American born Suzanne Hansen is back in the country, but is still with Cisco. Her new role with the company is regional manager for operations and marketing. She talks to Jan Birkeland about finally coming home to New Zealand, how she ended up with Cisco and how she might just want to set up a bed and breakfast one day.
How did you get started in the IT industry?
I grew up in Hawaii, but was constantly moving because my father had a job with IBM at the time. I went on to UCLA, where I graduated in 1982. I took one computer course during that degree, for which I got a very average score. Because my dad worked for IBM, I’d always seen IT as part of my life. Ever since they had open days at his office, where they would print out Snoopy on a dot matrix printer, I wanted to work with IT.
I started interviewing for jobs after my graduation. It was pretty easy getting a job in the IT sector at the time. I interviewed with larger companies like IBM, but quickly realised that I wanted a smaller company. I landed a job with Ashton Tate, which was responsible for the dBASE database application. The company became one of the powerhouse software houses at the time, but ended up selling out to Borland in 1991. At the time, it represented a typical software house that thought it could do anything. It would do things like load up the channel with six months’ of stock, and make mistakes like putting German help files on French programs and vice versa.
Hawaii is a long way away. How did you end up on this side of the world?
I transferred to Sydney with the company about 1985 to take over marketing in Australia and New Zealand. I worked in Sydney for about 18 months, and ended up marrying my New Zealand distributor, Kerry Baillie.

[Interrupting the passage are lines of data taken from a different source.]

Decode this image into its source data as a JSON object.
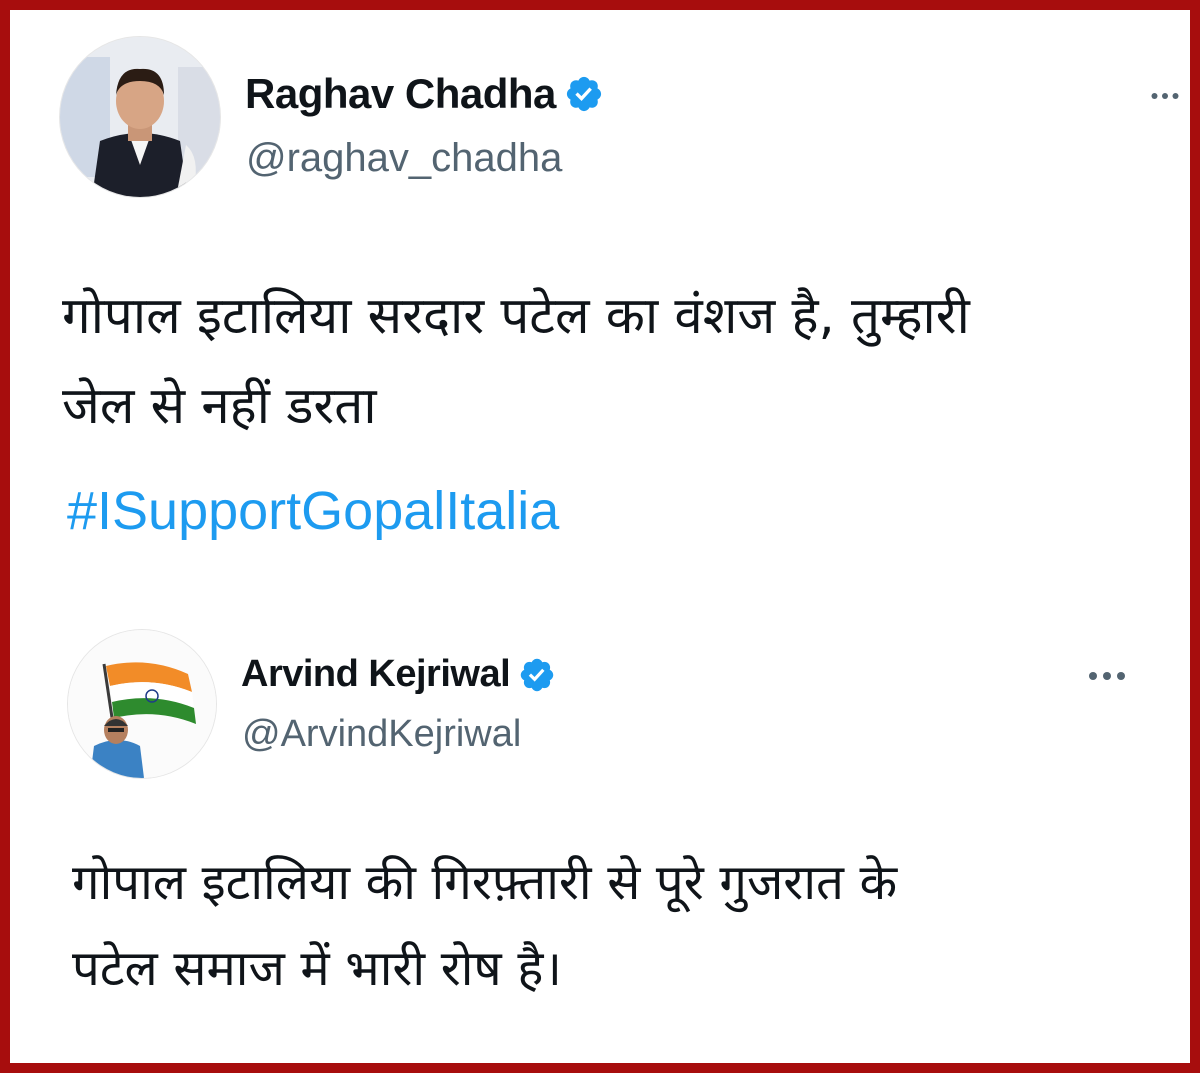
{
  "colors": {
    "frame": "#a70d0d",
    "text": "#0f1419",
    "secondary": "#536471",
    "link": "#1d9bf0",
    "verified": "#1d9bf0"
  },
  "tweets": [
    {
      "author": {
        "name": "Raghav Chadha",
        "handle": "@raghav_chadha",
        "verified": true,
        "avatar_icon": "profile-photo-man-in-black-vest"
      },
      "text_lines": [
        "गोपाल इटालिया सरदार पटेल का वंशज है, तुम्हारी",
        "जेल से नहीं डरता"
      ],
      "hashtag": "#ISupportGopalItalia",
      "menu_icon": "more-options-icon"
    },
    {
      "author": {
        "name": "Arvind Kejriwal",
        "handle": "@ArvindKejriwal",
        "verified": true,
        "avatar_icon": "profile-photo-man-with-indian-flag"
      },
      "text_lines": [
        "गोपाल इटालिया की गिरफ़्तारी से पूरे गुजरात के",
        "पटेल समाज में भारी रोष है।"
      ],
      "menu_icon": "more-options-icon"
    }
  ]
}
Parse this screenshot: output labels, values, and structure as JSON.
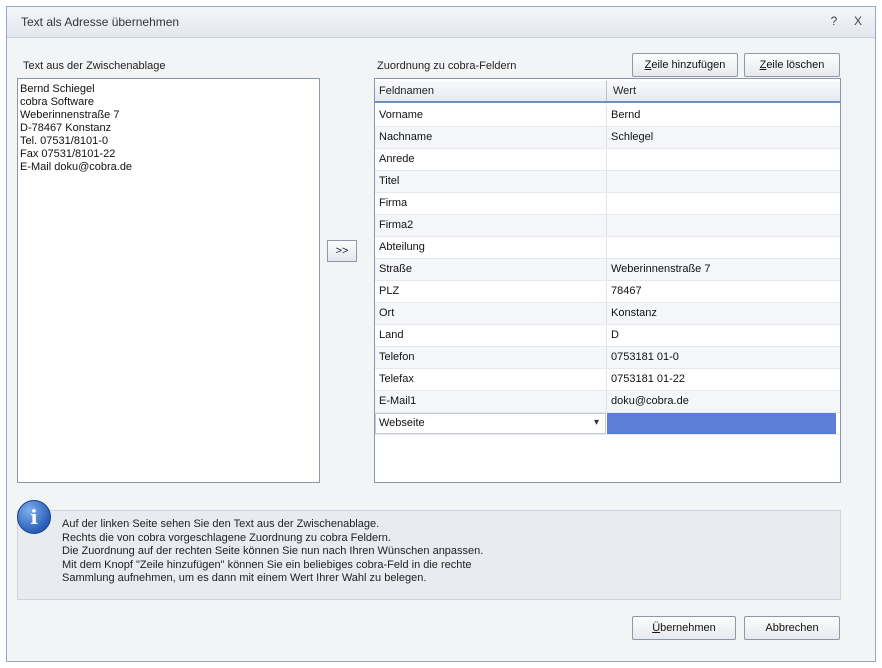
{
  "window": {
    "title": "Text als Adresse übernehmen",
    "help_glyph": "?",
    "close_glyph": "X"
  },
  "left": {
    "label": "Text aus der Zwischenablage",
    "lines": [
      "Bernd Schiegel",
      "cobra Software",
      "Weberinnenstraße 7",
      "D-78467 Konstanz",
      "Tel. 07531/8101-0",
      "Fax 07531/8101-22",
      "E-Mail doku@cobra.de"
    ]
  },
  "transfer_button": ">>",
  "right": {
    "label": "Zuordnung zu cobra-Feldern",
    "add_row_first": "Z",
    "add_row_rest": "eile hinzufügen",
    "delete_row_first": "Z",
    "delete_row_rest": "eile löschen",
    "columns": [
      "Feldnamen",
      "Wert"
    ],
    "rows": [
      {
        "field": "Vorname",
        "value": "Bernd"
      },
      {
        "field": "Nachname",
        "value": "Schlegel"
      },
      {
        "field": "Anrede",
        "value": ""
      },
      {
        "field": "Titel",
        "value": ""
      },
      {
        "field": "Firma",
        "value": ""
      },
      {
        "field": "Firma2",
        "value": ""
      },
      {
        "field": "Abteilung",
        "value": ""
      },
      {
        "field": "Straße",
        "value": "Weberinnenstraße 7"
      },
      {
        "field": "PLZ",
        "value": "78467"
      },
      {
        "field": "Ort",
        "value": "Konstanz"
      },
      {
        "field": "Land",
        "value": "D"
      },
      {
        "field": "Telefon",
        "value": "0753181 01-0"
      },
      {
        "field": "Telefax",
        "value": "0753181 01-22"
      },
      {
        "field": "E-Mail1",
        "value": "doku@cobra.de"
      }
    ],
    "edit_row": {
      "field": "Webseite",
      "dropdown_glyph": "▾",
      "value": ""
    }
  },
  "info": {
    "icon_glyph": "i",
    "lines": [
      "Auf der linken Seite sehen Sie den Text aus der Zwischenablage.",
      "Rechts die von cobra vorgeschlagene Zuordnung zu cobra Feldern.",
      "Die Zuordnung auf der rechten Seite können Sie nun nach Ihren Wünschen anpassen.",
      "Mit dem Knopf \"Zeile hinzufügen\" können Sie ein beliebiges cobra-Feld in die rechte",
      "Sammlung aufnehmen, um es dann mit einem Wert Ihrer Wahl zu belegen."
    ]
  },
  "footer": {
    "ok_first": "Ü",
    "ok_rest": "bernehmen",
    "cancel": "Abbrechen"
  }
}
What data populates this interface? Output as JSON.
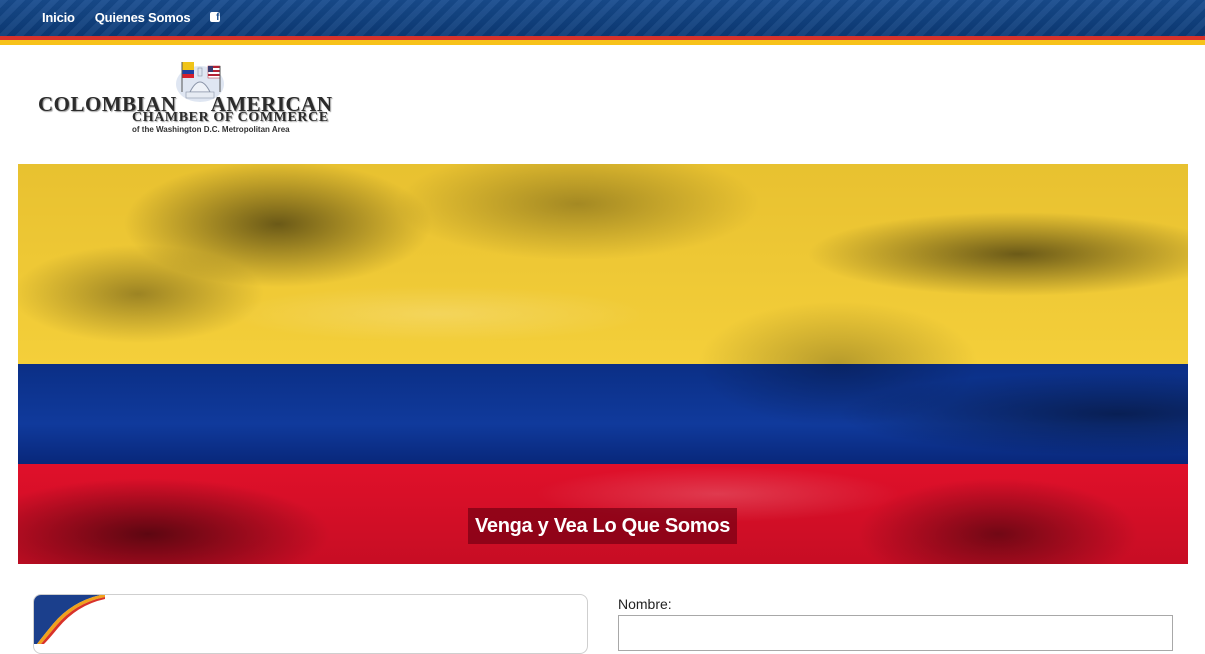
{
  "nav": {
    "items": [
      {
        "label": "Inicio"
      },
      {
        "label": "Quienes Somos"
      }
    ],
    "facebook_icon": "facebook-icon"
  },
  "logo": {
    "line1_left": "COLOMBIAN",
    "line1_right": "AMERICAN",
    "line2": "CHAMBER OF COMMERCE",
    "line3": "of the Washington D.C. Metropolitan Area"
  },
  "hero": {
    "caption": "Venga y Vea Lo Que Somos",
    "colors": {
      "yellow": "#f4cf3a",
      "blue": "#103a9c",
      "red": "#e0102a"
    }
  },
  "form": {
    "name_label": "Nombre:",
    "name_value": ""
  },
  "colors": {
    "topbar": "#0d3f7e",
    "stripe_red": "#d8322a",
    "stripe_yellow": "#f7c21a"
  }
}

I went back to Sydney, before returning here again in 1987 to work for Hewlett Packard. I worked at HP for a couple of years, and then Kerry and I ran our own company, called Software New Zealand, which had exclusive distribution rights to Adobe and Macromedia at the time. After the company was sold to Datamatic, I went to work for Renaissance. I was fortunate to work with a lot of great people there, including Trevor and Warwick Grey and Mal Thompson. During my time there I met my current husband, and got pregnant with my son.
To what extent did becoming pregnant affect your career?
I left Renaissance at that time and just did some contracting for a year while I was pregnant. That was very interesting, because I found that because I had a background in the channel, marketing and business development, I ended up doing freelance work for six or seven different companies. I remember being at the hospital when I was giving birth, taking calls from people who needed something.
How did you end up at Cisco?
An old friend of mine ended up with them and I basically sent her an email one day just to catch up. She replied saying that Cisco was interested in some help setting up a channel here, and she asked if I could do some part-time consulting. I started with Cisco in 1998, and I’ve never had a part-time day since that — it became full-time from day one.
You have moved around a fair bit in the market. What is it about Cisco that makes you want to stay with them?
Cisco is one of those places that always changes; it’s always morphing into something new. I have a short attention span, so as long as I’m engaged I’m happy. And I have never been bored at Cisco. Cisco New Zealand is even more amazing for me because you have to be so multi-talented to do well here. Most people in this industry can’t be specialised, you have to do a little bit of everything, and I find that very interesting.
I think New Zealanders excel overseas, because they want to help everybody do a great job. It’s a very competitive market here, and you have to be very good at what you do or you lose. The downside was that when I went to Sydney I found it hard not to do everything myself. With the role I have now, I can be very hands on.
In the future, do you see yourself staying in New Zealand?
Absolutely, we’re doing some construction on our house and will move in there some time after Labour Day weekend. I love living here in New Zealand. My husband has been doing a degree in hospitality and management in Sydney, so our exit strategy one day will be to do something in hospitality, maybe open up a bed and breakfast or something. I love entertaining, and we’re both quite social.
Other than work, what do you fill your days with?
I love walking, especially bush walking. I probably walk around 30 to 40 kilometres a week. I also love to entertain a lot, and I’m very excited about our house where we’re currently putting in a brand new kitchen. I’ve come to a place in my life where I really want to go and nest now. I’m looking forward to taking the ferry to work, and I probably won’t buy a car for the first six months here. I’ve only been back in the country for five days and I’m already really enjoying New Zealand.